South Africa’s World Cup victory is about far more than rugby, Springboks legend Bryan Habana said following their thumping 32-12 win over England on Saturday in Japan.
South Africa’s third World Cup triumph was marked by the side’s first black captain Siya Kolisi receiving the trophy in a sport that for decades was seen as a bastion of apartheid.
Habana, who was in the side that beat England in 2007, said the sight of Kolisi leading the team would inspire millions of South Africans.
“I’m taking a moment to take it all in – this is what the best dreams are made of,” Habana told broadcaster ITV.
“This moment will be etched forever not only on the trophy but for every South African. This has been a journey which has been so transformational.
“Siya Kolisi, thank you for giving South Africa hope, thank you for inspiring South Africans.”
In a nod to the past, Kolisi was wearing the same No6 that white captain Francois Pienaar wore when he accepted the trophy from South Africa’s first black president Nelson Mandela in 1995.
Kolisi briefly joined Habana on the ITV interview podium and the two locked in an emotional embrace before Kolisi said: “This gives hope. I never thought I would be living this experience.
“When I was a kid all I was thinking about was getting my next meal.”
Habana said he hoped the victory marked a turning point for both the country and the sport.
“This will be so much bigger than just for rugby and also for a new generation watching back home,” he said. It is incredibly special to see a story like Siya’s and the journey he has been on for the last seven years.
“To see a guy galvanise a team which did not seem possible [winners] 18 months ago is extraordinary.
“With him at the helm I hope this story lingers on a long time.”
Kolisi said having his father at the match was a way of repaying him.
“I believe you never forget where you came from and those who helped you,” he said.
For Habana, capped 124 times, South Africa were by far the better team as they upped their performance considerably after their dour semi-final win over Wales.
“Absolutely phenomenal. Nobody expected such a commanding display. They won all the big battles,” Habana said.
For England’s 2003 World Cup winning coach Clive Woodward – who edged current England coach Eddie Jones’s Australia in Sydney that year – there were no hard luck stories for the losers.
“Congratulations, the better team won,” Woodward said. At this level of rugby if you cannot scrum properly you are always going to come second. England will be bitterly disappointed, they never fired a shot.
“They can have no complaints but also there should be no recriminations.

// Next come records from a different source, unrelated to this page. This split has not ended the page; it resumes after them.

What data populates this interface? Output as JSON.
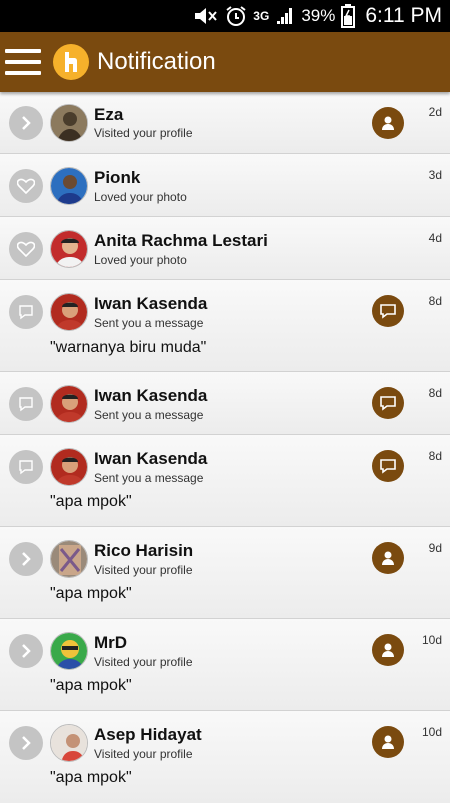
{
  "status": {
    "network": "3G",
    "battery": "39%",
    "time": "6:11 PM"
  },
  "header": {
    "title": "Notification"
  },
  "colors": {
    "brand": "#7a4a0f",
    "logo": "#f6b12b"
  },
  "notifications": [
    {
      "name": "Eza",
      "action": "Visited your profile",
      "time": "2d",
      "type": "visit",
      "message": ""
    },
    {
      "name": "Pionk",
      "action": "Loved your photo",
      "time": "3d",
      "type": "love",
      "message": ""
    },
    {
      "name": "Anita Rachma Lestari",
      "action": "Loved your photo",
      "time": "4d",
      "type": "love",
      "message": ""
    },
    {
      "name": "Iwan Kasenda",
      "action": "Sent you a message",
      "time": "8d",
      "type": "message",
      "message": "\"warnanya biru muda\""
    },
    {
      "name": "Iwan Kasenda",
      "action": "Sent you a message",
      "time": "8d",
      "type": "message",
      "message": ""
    },
    {
      "name": "Iwan Kasenda",
      "action": "Sent you a message",
      "time": "8d",
      "type": "message",
      "message": "\"apa mpok\""
    },
    {
      "name": "Rico Harisin",
      "action": "Visited your profile",
      "time": "9d",
      "type": "visit",
      "message": "\"apa mpok\""
    },
    {
      "name": "MrD",
      "action": "Visited your profile",
      "time": "10d",
      "type": "visit",
      "message": "\"apa mpok\""
    },
    {
      "name": "Asep Hidayat",
      "action": "Visited your profile",
      "time": "10d",
      "type": "visit",
      "message": "\"apa mpok\""
    }
  ]
}
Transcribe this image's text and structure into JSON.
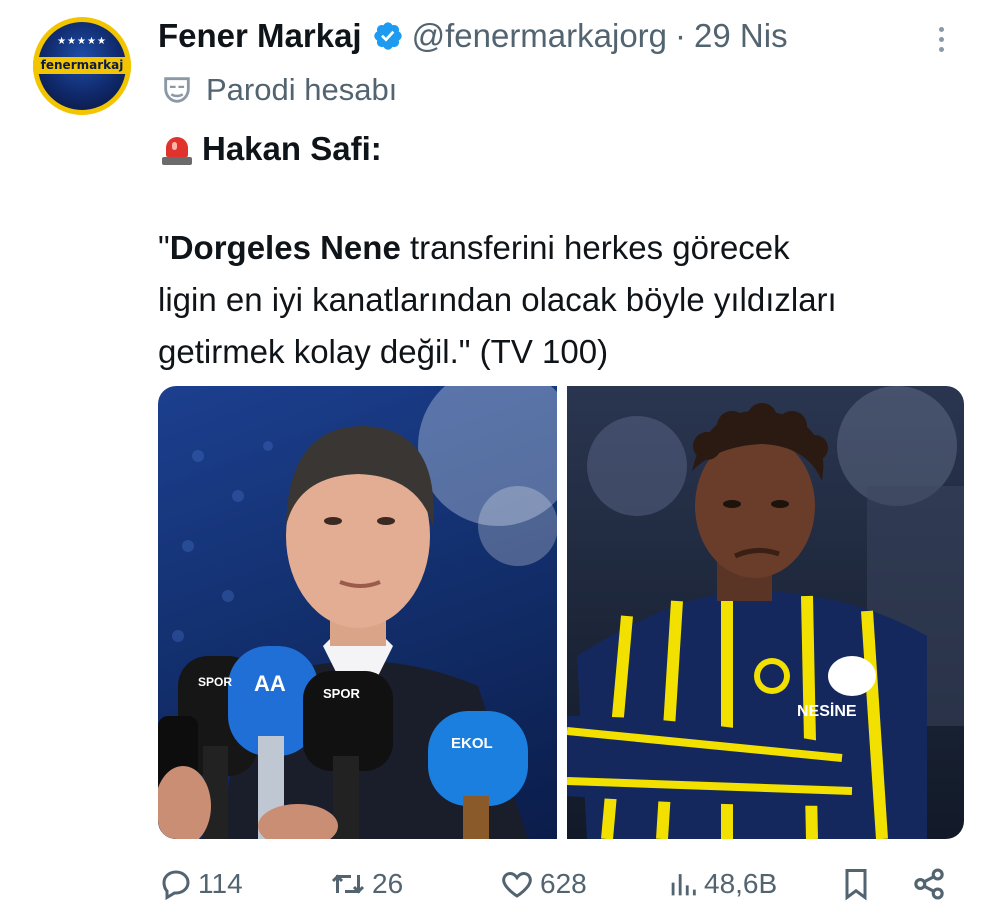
{
  "account": {
    "avatar_text": "fenermarkaj",
    "display_name": "Fener Markaj",
    "handle": "@fenermarkajorg",
    "separator": "·",
    "date": "29 Nis",
    "label": "Parodi hesabı"
  },
  "post": {
    "alert_title": "Hakan Safi:",
    "quote_line1_open": "\"",
    "quote_line1_bold": "Dorgeles Nene",
    "quote_line1_rest": " transferini herkes görecek",
    "quote_line2": "ligin en iyi kanatlarından olacak böyle yıldızları",
    "quote_line3": "getirmek kolay değil.\" (TV 100)"
  },
  "media": {
    "left_mic_labels": [
      "SPOR",
      "AA",
      "SPOR",
      "EKOL"
    ],
    "right_shirt_text": "NESİNE"
  },
  "actions": {
    "replies": "114",
    "reposts": "26",
    "likes": "628",
    "views": "48,6B"
  },
  "colors": {
    "accent": "#1d9bf0",
    "muted": "#536471",
    "text": "#0f1419",
    "fener_yellow": "#f3c400",
    "fener_navy": "#0a1b4d"
  },
  "icons": [
    "verified-badge-icon",
    "more-options-icon",
    "parody-mask-icon",
    "siren-icon",
    "reply-icon",
    "repost-icon",
    "like-icon",
    "views-icon",
    "bookmark-icon",
    "share-icon"
  ]
}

England are a strong side, they just got belted.”
Jonny Wilkinson, whose drop goal in the dying seconds of the 2003 final sealed a remarkable win, said England had been unable to adapt their game from the one they played so impressively to beat the All Blacks in the semi-final.
“The needed a different type of performance and could not produce it,” Wilkinson told ITV.
“The South African defence had power over the ball and never allowed England to move the ball. South Africa were ruthless and relentless and got better as their confidence grew.
“They had a huge emotional attachment to this game and were a different side to the one last week.”
Irish rugby legend Brian O’Driscoll put the win down to the Boks’ defence.
“They were outstanding, they played with a lot of ambition,” O’Driscoll said.
“A special mention to their defensive coach Jacques Nienaber, who turned their defence into an attacking weapon.
“The Kolbe try came from a from a terrific hit by Malcolm Marx. This is terrific for them as they, like Wales, are a nation that lives and breathes rugby.”